--- Material to process Enclosed Below ---

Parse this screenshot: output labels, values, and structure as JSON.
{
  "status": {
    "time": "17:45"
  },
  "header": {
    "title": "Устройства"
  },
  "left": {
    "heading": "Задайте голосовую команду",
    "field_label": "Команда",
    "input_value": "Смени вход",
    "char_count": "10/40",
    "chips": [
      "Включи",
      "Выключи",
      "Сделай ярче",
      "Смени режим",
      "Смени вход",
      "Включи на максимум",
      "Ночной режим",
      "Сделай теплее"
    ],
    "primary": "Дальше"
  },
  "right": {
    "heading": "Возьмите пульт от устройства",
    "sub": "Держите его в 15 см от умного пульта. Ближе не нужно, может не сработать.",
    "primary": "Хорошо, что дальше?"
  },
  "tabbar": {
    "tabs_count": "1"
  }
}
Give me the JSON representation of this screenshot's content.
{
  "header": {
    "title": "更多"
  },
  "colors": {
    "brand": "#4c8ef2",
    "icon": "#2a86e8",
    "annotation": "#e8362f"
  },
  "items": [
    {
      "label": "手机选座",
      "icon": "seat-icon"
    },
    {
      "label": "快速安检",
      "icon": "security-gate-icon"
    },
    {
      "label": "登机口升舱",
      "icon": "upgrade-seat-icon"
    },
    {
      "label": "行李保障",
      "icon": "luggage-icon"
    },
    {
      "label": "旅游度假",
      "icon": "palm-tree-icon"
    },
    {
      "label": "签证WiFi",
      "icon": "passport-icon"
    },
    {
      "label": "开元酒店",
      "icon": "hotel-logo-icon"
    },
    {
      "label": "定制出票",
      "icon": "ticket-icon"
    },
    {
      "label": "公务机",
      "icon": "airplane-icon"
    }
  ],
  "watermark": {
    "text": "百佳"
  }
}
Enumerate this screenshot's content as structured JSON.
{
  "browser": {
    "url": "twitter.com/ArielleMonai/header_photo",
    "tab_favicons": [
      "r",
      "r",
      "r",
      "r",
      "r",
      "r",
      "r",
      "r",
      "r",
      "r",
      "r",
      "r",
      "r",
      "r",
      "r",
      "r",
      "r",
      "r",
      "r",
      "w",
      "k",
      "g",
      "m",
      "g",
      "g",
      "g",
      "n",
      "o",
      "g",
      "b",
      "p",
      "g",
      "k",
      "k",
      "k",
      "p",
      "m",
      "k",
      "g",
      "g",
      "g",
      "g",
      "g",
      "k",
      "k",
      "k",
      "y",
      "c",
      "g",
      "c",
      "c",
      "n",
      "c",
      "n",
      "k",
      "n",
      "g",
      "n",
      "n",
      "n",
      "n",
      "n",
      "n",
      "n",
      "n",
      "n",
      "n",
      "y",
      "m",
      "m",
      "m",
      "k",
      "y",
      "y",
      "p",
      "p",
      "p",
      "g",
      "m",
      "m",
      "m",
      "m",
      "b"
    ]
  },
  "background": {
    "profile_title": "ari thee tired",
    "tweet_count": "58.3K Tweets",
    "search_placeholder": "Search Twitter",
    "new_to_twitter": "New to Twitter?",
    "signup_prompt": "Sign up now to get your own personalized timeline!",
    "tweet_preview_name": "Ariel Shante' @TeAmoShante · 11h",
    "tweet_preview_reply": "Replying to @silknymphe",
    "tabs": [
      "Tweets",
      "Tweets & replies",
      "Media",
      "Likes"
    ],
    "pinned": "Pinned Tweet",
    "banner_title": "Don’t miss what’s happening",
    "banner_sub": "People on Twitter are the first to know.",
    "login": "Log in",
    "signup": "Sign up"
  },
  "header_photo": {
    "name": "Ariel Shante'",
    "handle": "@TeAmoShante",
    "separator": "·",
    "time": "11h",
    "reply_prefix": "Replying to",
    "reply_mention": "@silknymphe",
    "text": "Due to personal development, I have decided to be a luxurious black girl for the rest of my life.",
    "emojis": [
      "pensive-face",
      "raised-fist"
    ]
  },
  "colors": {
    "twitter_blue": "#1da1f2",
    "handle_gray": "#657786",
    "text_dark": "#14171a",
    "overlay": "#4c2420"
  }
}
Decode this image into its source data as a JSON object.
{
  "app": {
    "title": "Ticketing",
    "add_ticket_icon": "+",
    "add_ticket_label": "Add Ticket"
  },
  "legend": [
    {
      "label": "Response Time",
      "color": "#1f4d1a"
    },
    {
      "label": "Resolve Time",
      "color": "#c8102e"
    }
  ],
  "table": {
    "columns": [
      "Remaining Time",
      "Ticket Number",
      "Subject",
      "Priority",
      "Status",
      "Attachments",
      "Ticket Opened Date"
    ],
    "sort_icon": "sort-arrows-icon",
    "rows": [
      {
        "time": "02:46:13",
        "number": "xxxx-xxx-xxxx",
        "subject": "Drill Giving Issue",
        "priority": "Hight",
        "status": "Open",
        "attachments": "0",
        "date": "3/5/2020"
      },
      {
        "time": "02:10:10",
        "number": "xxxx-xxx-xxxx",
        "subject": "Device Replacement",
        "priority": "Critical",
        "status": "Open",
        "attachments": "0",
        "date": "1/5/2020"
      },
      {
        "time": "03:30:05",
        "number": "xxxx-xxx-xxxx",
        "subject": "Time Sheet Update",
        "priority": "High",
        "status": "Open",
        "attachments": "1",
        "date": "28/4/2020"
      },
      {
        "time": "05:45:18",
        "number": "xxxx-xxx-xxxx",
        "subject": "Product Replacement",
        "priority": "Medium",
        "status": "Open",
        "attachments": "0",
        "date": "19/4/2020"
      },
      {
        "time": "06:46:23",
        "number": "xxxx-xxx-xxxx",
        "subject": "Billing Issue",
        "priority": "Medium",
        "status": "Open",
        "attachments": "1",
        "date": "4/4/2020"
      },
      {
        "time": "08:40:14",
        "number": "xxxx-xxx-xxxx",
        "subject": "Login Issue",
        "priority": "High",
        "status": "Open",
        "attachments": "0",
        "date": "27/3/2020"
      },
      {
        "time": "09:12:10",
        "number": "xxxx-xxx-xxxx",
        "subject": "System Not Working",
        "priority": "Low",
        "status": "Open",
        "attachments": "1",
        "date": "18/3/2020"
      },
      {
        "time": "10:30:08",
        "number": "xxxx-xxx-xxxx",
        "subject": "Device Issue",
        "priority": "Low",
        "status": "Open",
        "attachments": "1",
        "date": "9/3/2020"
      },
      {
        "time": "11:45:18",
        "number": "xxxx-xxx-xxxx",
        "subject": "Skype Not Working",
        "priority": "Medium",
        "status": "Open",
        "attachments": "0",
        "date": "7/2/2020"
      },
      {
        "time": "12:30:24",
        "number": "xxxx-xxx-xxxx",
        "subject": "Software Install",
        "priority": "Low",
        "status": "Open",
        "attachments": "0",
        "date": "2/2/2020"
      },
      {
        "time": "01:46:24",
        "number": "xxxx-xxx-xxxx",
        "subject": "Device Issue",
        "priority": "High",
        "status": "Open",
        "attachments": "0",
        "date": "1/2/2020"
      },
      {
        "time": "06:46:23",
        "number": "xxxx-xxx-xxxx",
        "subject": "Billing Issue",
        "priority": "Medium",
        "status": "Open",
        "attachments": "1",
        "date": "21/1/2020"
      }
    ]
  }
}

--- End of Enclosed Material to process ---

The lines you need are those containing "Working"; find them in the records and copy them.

        "subject": "System Not Working",
        "subject": "Skype Not Working",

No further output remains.